Now, researchers have developed a new method for 3D culture to accurately quantify how cancer cells generate forces to spread within tissue. ‘We have applied the method for investigation of early progression of breast cancer,’ says Juho Pokki, a principal investigator at Aalto University who led the research.
This study, a collaboration between scientists at Aalto University and Stanford University, was published in the journal Nano Letters.
Nanospheres measure force pulses that accumulate into stronger forces
A primary tumour can form inside the breast’s mammary duct, where the cancerous cells are confined by a special membrane, called a basement membrane. Breast cancer cells are larger than the pores in these membranes, so they must break through to spread to other tissues. Previously, researchers thought that cells use enzymes to dissolve membranes, but now it is understood that breast cancer cells use another mechanism involving cellular protrusions to pass through the membranes.

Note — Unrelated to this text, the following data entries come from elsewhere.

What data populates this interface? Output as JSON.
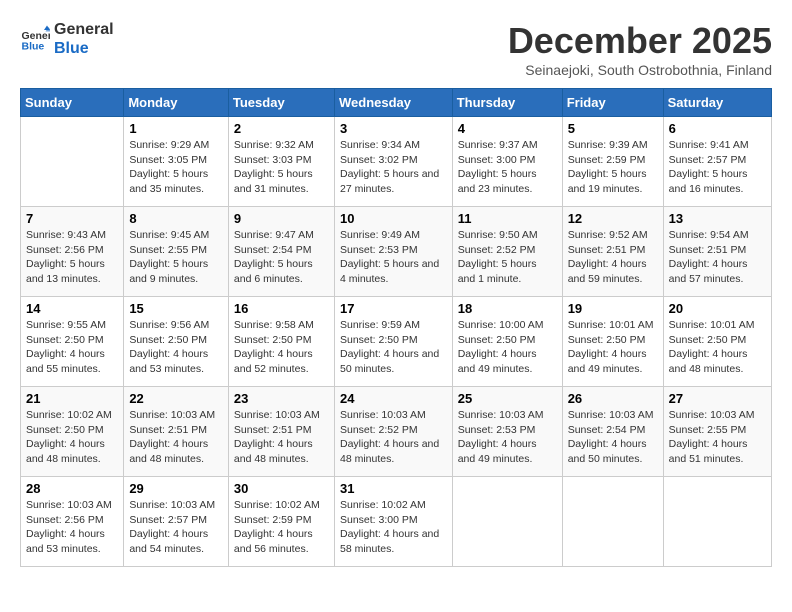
{
  "header": {
    "logo_line1": "General",
    "logo_line2": "Blue",
    "month": "December 2025",
    "location": "Seinaejoki, South Ostrobothnia, Finland"
  },
  "days_of_week": [
    "Sunday",
    "Monday",
    "Tuesday",
    "Wednesday",
    "Thursday",
    "Friday",
    "Saturday"
  ],
  "weeks": [
    [
      {
        "day": "",
        "sunrise": "",
        "sunset": "",
        "daylight": ""
      },
      {
        "day": "1",
        "sunrise": "Sunrise: 9:29 AM",
        "sunset": "Sunset: 3:05 PM",
        "daylight": "Daylight: 5 hours and 35 minutes."
      },
      {
        "day": "2",
        "sunrise": "Sunrise: 9:32 AM",
        "sunset": "Sunset: 3:03 PM",
        "daylight": "Daylight: 5 hours and 31 minutes."
      },
      {
        "day": "3",
        "sunrise": "Sunrise: 9:34 AM",
        "sunset": "Sunset: 3:02 PM",
        "daylight": "Daylight: 5 hours and 27 minutes."
      },
      {
        "day": "4",
        "sunrise": "Sunrise: 9:37 AM",
        "sunset": "Sunset: 3:00 PM",
        "daylight": "Daylight: 5 hours and 23 minutes."
      },
      {
        "day": "5",
        "sunrise": "Sunrise: 9:39 AM",
        "sunset": "Sunset: 2:59 PM",
        "daylight": "Daylight: 5 hours and 19 minutes."
      },
      {
        "day": "6",
        "sunrise": "Sunrise: 9:41 AM",
        "sunset": "Sunset: 2:57 PM",
        "daylight": "Daylight: 5 hours and 16 minutes."
      }
    ],
    [
      {
        "day": "7",
        "sunrise": "Sunrise: 9:43 AM",
        "sunset": "Sunset: 2:56 PM",
        "daylight": "Daylight: 5 hours and 13 minutes."
      },
      {
        "day": "8",
        "sunrise": "Sunrise: 9:45 AM",
        "sunset": "Sunset: 2:55 PM",
        "daylight": "Daylight: 5 hours and 9 minutes."
      },
      {
        "day": "9",
        "sunrise": "Sunrise: 9:47 AM",
        "sunset": "Sunset: 2:54 PM",
        "daylight": "Daylight: 5 hours and 6 minutes."
      },
      {
        "day": "10",
        "sunrise": "Sunrise: 9:49 AM",
        "sunset": "Sunset: 2:53 PM",
        "daylight": "Daylight: 5 hours and 4 minutes."
      },
      {
        "day": "11",
        "sunrise": "Sunrise: 9:50 AM",
        "sunset": "Sunset: 2:52 PM",
        "daylight": "Daylight: 5 hours and 1 minute."
      },
      {
        "day": "12",
        "sunrise": "Sunrise: 9:52 AM",
        "sunset": "Sunset: 2:51 PM",
        "daylight": "Daylight: 4 hours and 59 minutes."
      },
      {
        "day": "13",
        "sunrise": "Sunrise: 9:54 AM",
        "sunset": "Sunset: 2:51 PM",
        "daylight": "Daylight: 4 hours and 57 minutes."
      }
    ],
    [
      {
        "day": "14",
        "sunrise": "Sunrise: 9:55 AM",
        "sunset": "Sunset: 2:50 PM",
        "daylight": "Daylight: 4 hours and 55 minutes."
      },
      {
        "day": "15",
        "sunrise": "Sunrise: 9:56 AM",
        "sunset": "Sunset: 2:50 PM",
        "daylight": "Daylight: 4 hours and 53 minutes."
      },
      {
        "day": "16",
        "sunrise": "Sunrise: 9:58 AM",
        "sunset": "Sunset: 2:50 PM",
        "daylight": "Daylight: 4 hours and 52 minutes."
      },
      {
        "day": "17",
        "sunrise": "Sunrise: 9:59 AM",
        "sunset": "Sunset: 2:50 PM",
        "daylight": "Daylight: 4 hours and 50 minutes."
      },
      {
        "day": "18",
        "sunrise": "Sunrise: 10:00 AM",
        "sunset": "Sunset: 2:50 PM",
        "daylight": "Daylight: 4 hours and 49 minutes."
      },
      {
        "day": "19",
        "sunrise": "Sunrise: 10:01 AM",
        "sunset": "Sunset: 2:50 PM",
        "daylight": "Daylight: 4 hours and 49 minutes."
      },
      {
        "day": "20",
        "sunrise": "Sunrise: 10:01 AM",
        "sunset": "Sunset: 2:50 PM",
        "daylight": "Daylight: 4 hours and 48 minutes."
      }
    ],
    [
      {
        "day": "21",
        "sunrise": "Sunrise: 10:02 AM",
        "sunset": "Sunset: 2:50 PM",
        "daylight": "Daylight: 4 hours and 48 minutes."
      },
      {
        "day": "22",
        "sunrise": "Sunrise: 10:03 AM",
        "sunset": "Sunset: 2:51 PM",
        "daylight": "Daylight: 4 hours and 48 minutes."
      },
      {
        "day": "23",
        "sunrise": "Sunrise: 10:03 AM",
        "sunset": "Sunset: 2:51 PM",
        "daylight": "Daylight: 4 hours and 48 minutes."
      },
      {
        "day": "24",
        "sunrise": "Sunrise: 10:03 AM",
        "sunset": "Sunset: 2:52 PM",
        "daylight": "Daylight: 4 hours and 48 minutes."
      },
      {
        "day": "25",
        "sunrise": "Sunrise: 10:03 AM",
        "sunset": "Sunset: 2:53 PM",
        "daylight": "Daylight: 4 hours and 49 minutes."
      },
      {
        "day": "26",
        "sunrise": "Sunrise: 10:03 AM",
        "sunset": "Sunset: 2:54 PM",
        "daylight": "Daylight: 4 hours and 50 minutes."
      },
      {
        "day": "27",
        "sunrise": "Sunrise: 10:03 AM",
        "sunset": "Sunset: 2:55 PM",
        "daylight": "Daylight: 4 hours and 51 minutes."
      }
    ],
    [
      {
        "day": "28",
        "sunrise": "Sunrise: 10:03 AM",
        "sunset": "Sunset: 2:56 PM",
        "daylight": "Daylight: 4 hours and 53 minutes."
      },
      {
        "day": "29",
        "sunrise": "Sunrise: 10:03 AM",
        "sunset": "Sunset: 2:57 PM",
        "daylight": "Daylight: 4 hours and 54 minutes."
      },
      {
        "day": "30",
        "sunrise": "Sunrise: 10:02 AM",
        "sunset": "Sunset: 2:59 PM",
        "daylight": "Daylight: 4 hours and 56 minutes."
      },
      {
        "day": "31",
        "sunrise": "Sunrise: 10:02 AM",
        "sunset": "Sunset: 3:00 PM",
        "daylight": "Daylight: 4 hours and 58 minutes."
      },
      {
        "day": "",
        "sunrise": "",
        "sunset": "",
        "daylight": ""
      },
      {
        "day": "",
        "sunrise": "",
        "sunset": "",
        "daylight": ""
      },
      {
        "day": "",
        "sunrise": "",
        "sunset": "",
        "daylight": ""
      }
    ]
  ]
}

‘In this mechanism, breast cancer cells use forces generated by the protrusions to open up channels within the membrane material. Then, the cancer cells enter the surrounding tissue and may travel further to blood vessels to spread to the rest of the body. In fact, the blood vessels are also surrounded by a basement membrane. Breast cancer cells potentially use a similar mechanism to break through into those basement membranes,’ explains Pokki. ‘Professor Ovijit Chaudhuri’s group at Stanford originally found this protrusion mechanism in 2018. Collaboration with his group has been the key for the physiological significance of this work,’ says Pokki.
The new study uses 3D cell cultures composed of breast cancer cells and standard basement membrane material. Within the 3D cultures, researchers embedded two types of biocompatible spheres: one type moved along with forces generated by cancer cells, and the other type measured force-constraining mechanics. A modified fluorescence microscope was used to take videos of these spheres and track them at nanoscales.
This allowed the researchers to measure the force pulses coming from cancer cells. ‘Previous studies had measured motion of cellular protrusions over longer periods of time, but our study showed that a lot can happen in just 15 minutes. We saw nanoscale movement and force pulses within a few seconds, which is startling. Further, these pulses accumulate, resulting in stronger forces applied on the membrane material,’ says Pokki.
‘This is currently the most accurate method for measuring how cellular forces are generated in 3D culture,’ adds Pokki.
Toward more efficient and personalized drug development
Breast cancer is the most common form of cancer for women globally. Every year, over 350,000 women are diagnosed with breast cancer in the European Union alone.
Developing medication against breast cancer is costly, slow and often inefficient, since fewer than five percent of drug candidates that are selected using 2D cell cultures and animal experiments prove to be effective in human clinical trials.
‘Our methods provide more accurate computational data on cellular forces during invasion by breast cancer cells. Our group combines the methods with microscopy technology to make experiments in the area of 3D cell culture more reproducible. I believe technological developments will eventually boost pre-clinical research. We have already started a related project in the area of personalized cancer medicine,’ reveals Pokki.